TASK REQUIREMENTS — Scan the entries for "nRetención". Every line that holds it is to be copied.

Records contained in a dataset —
• • • •
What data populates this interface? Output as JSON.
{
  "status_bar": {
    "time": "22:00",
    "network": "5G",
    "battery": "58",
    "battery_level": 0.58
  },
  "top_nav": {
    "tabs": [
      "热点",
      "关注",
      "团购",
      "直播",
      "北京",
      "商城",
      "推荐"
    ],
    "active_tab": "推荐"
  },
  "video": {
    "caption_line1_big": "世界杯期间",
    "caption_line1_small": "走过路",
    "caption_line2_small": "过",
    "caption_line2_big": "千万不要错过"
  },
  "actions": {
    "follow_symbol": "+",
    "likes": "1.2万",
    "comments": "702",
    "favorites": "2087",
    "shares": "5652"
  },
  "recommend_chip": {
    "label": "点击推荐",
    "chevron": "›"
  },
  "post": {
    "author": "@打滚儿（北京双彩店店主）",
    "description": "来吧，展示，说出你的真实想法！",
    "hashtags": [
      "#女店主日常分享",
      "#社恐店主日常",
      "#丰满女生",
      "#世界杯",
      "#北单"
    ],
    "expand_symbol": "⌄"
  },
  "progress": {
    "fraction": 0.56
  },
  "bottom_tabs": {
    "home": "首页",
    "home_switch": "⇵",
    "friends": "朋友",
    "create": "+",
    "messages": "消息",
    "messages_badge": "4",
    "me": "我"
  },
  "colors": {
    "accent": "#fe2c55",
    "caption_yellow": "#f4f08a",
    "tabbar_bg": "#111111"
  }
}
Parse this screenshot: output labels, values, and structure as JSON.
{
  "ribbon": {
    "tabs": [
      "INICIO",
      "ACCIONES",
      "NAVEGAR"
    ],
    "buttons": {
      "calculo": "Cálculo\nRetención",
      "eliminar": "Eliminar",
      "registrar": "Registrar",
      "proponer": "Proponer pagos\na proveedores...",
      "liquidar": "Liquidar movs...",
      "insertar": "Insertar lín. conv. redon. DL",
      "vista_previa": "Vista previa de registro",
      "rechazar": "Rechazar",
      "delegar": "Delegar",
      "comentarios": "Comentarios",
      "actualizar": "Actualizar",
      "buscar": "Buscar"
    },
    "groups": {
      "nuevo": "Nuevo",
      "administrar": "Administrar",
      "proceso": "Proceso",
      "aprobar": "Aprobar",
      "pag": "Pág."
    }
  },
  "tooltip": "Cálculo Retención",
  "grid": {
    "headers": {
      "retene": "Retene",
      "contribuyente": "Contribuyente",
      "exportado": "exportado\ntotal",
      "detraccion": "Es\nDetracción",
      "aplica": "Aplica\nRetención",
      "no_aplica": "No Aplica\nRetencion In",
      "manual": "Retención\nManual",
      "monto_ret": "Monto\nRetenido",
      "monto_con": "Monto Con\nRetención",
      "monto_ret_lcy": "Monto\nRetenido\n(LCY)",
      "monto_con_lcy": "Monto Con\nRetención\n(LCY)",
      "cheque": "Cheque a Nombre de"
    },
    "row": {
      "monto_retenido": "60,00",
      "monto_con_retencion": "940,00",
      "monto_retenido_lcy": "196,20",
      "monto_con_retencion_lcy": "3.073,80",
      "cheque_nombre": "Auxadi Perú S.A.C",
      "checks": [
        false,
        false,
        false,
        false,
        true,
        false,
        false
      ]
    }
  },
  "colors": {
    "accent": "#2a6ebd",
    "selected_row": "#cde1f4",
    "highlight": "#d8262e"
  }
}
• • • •
RESPONSE AREA —
      "calculo": "Cálculo\nRetención",
      "aplica": "Aplica\nRetención",
      "monto_con": "Monto Con\nRetención",
      "monto_con_lcy": "Monto Con\nRetención\n(LCY)",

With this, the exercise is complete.